My client wanted him gone. He knew too many secrets and had too little money. The client would spare no expense in making sure he could be eliminated in a way that wouldn’t trace back to them.
I tried looking on the bright side of doing the job this way. Maybe I wouldn’t have to put so much careful thought into cleaning up afterwards. I’d still be careful, of course. But I’d been careless enough to leave parts of my own house still smelling like blood, and it would only be a matter of time before Jerry put the pieces together.
I hoisted my bag more securely onto my shoulder, breathing out a sharp sigh, and stepped out onto the crosswalk to get to the building complex.
The screeching of tires snapped me back to reality. Cars skidded to a halt, swerving to avoid crashing directly into me in my distracted state.
“Sorry!” I called out, holding out my hands and backing right back onto the sidewalk. “So sorry!”
Car horns blared and several drivers scowled my way. One of them hollered out a distant “Watch where you’re going!” and I ducked further back. The back door of a taxi popped open, and a guy stepped out, looking in my direction.
I didn’t have time for this. The target had an expiration date, and I was about to miss it.
Turning on my heel, I started speedwalking to a different crosswalk, hoping to get lost in the bustle of the other pedestrians. It didn’t work, though, and the guy from the taxi clapped a hand firmly on my shoulder.
“Lace, are you okay? What are you doing here?”
I whipped around to see Jerry, a concerned look in his eye but anger in his grip.
“I’m fine,” I replied, brushing his hand away and not answering his other question. Why did he have to show up now, when I’m about to get started on my job?
“Why are you here, Lace?” he repeated, stepping closer.
This was weird. He didn’t usually care this much about where I am. We basically trust each other with everything – except, of course, the murder side gigs I took on to make ends meet. That part tends to be a bit of a red flag.
“Well… why are you here?” I retorted, gripping the strap of my bag. He looked away, rubbing the back of his neck. “You should be at work right now. What gives?”
“Okay, I needed to travel for a specific job, all right?” He sounded sharp, angry, and this might actually be the first time I had heard that edge in his voice. “It’s no big deal.”
“Where are you headed?”
“I could ask you the same.”
I tilted my head in the direction of the target’s apartment. “Right over there. I’m meeting up with… a work client.”
Jerry blinked, looking at me with an almost blank expression. “Are you going to room 201?”
As a matter of fact, I was. How could he know?
My facial expression must’ve given him his answer. He shook his head, softly grabbing my arm above the elbow and maneuvering us so that we were going towards the building. “That’s where I’m headed, too,” he murmured into my ear as we walked. “Don’t worry, we’ll work this out.”
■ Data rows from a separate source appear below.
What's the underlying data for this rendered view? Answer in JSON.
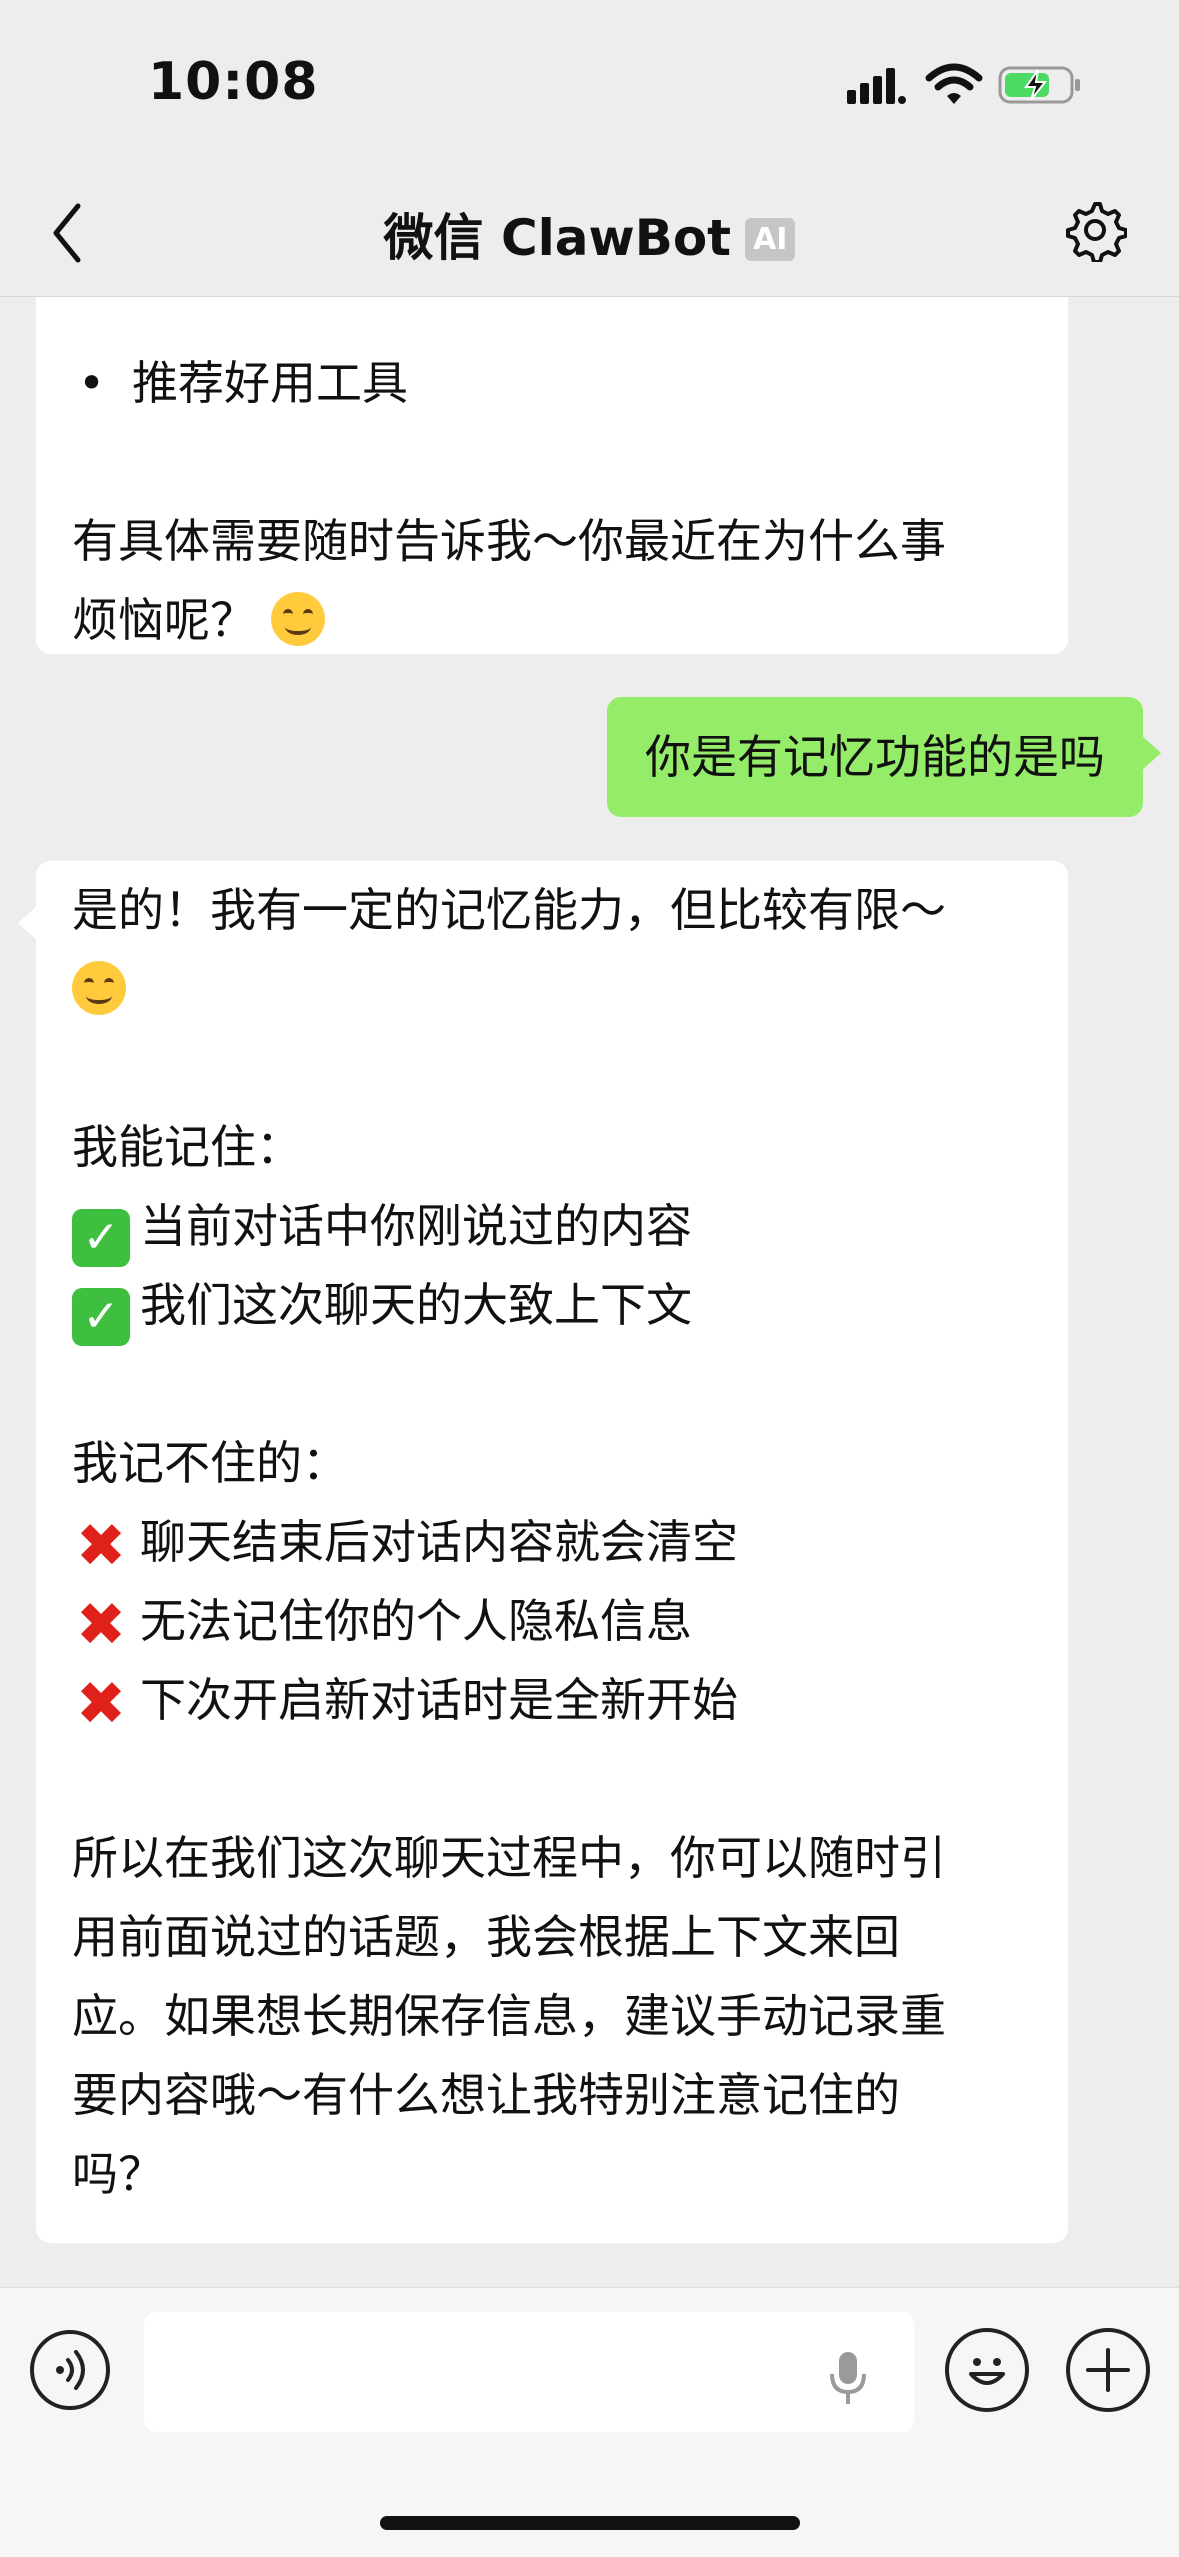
{
  "status_bar": {
    "time": "10:08"
  },
  "nav": {
    "title": "微信 ClawBot",
    "badge": "AI"
  },
  "messages": [
    {
      "from": "bot",
      "lines": [
        "推荐好用工具",
        "",
        "有具体需要随时告诉我～你最近在为什么事",
        "烦恼呢？"
      ]
    },
    {
      "from": "user",
      "text": "你是有记忆功能的是吗"
    },
    {
      "from": "bot",
      "lines": [
        "是的！我有一定的记忆能力，但比较有限～",
        "",
        "",
        "我能记住：",
        "当前对话中你刚说过的内容",
        "我们这次聊天的大致上下文",
        "",
        "我记不住的：",
        "聊天结束后对话内容就会清空",
        "无法记住你的个人隐私信息",
        "下次开启新对话时是全新开始",
        "",
        "所以在我们这次聊天过程中，你可以随时引",
        "用前面说过的话题，我会根据上下文来回",
        "应。如果想长期保存信息，建议手动记录重",
        "要内容哦～有什么想让我特别注意记住的",
        "吗？"
      ]
    }
  ],
  "icons": {
    "check_mark": "✓",
    "cross_mark": "✖",
    "bullet": "•"
  },
  "colors": {
    "user_bubble": "#95ec69",
    "background": "#ededed"
  }
}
I couldn’t figure out how to put words into a coherent sentence. What was he saying? Why is he going to the same room in the same building as me? What’s happening here?
It was a tense elevator ride, punctuated only by our breathing and the series of questions in my mind. When the doors slid open, Jerry walked right to the apartment in question and slid an inconspicuous key into the handle, turning it to open the door. With a knowing look in his eye, he gestured for me to walk in. His next few words made all my questions click into place.
“Let’s get to work.”
I’ve heard a few times that you tend to attract the things you spend the most time thinking about. If you think about how much debt you’re in, it’s all you end up seeing. Think too much about something like the Mandela Effect and you’ll keep finding new ways to prove that it exists.
I spent a lot of time thinking about killing, and it might be the reason I ended up finding and marrying a killer.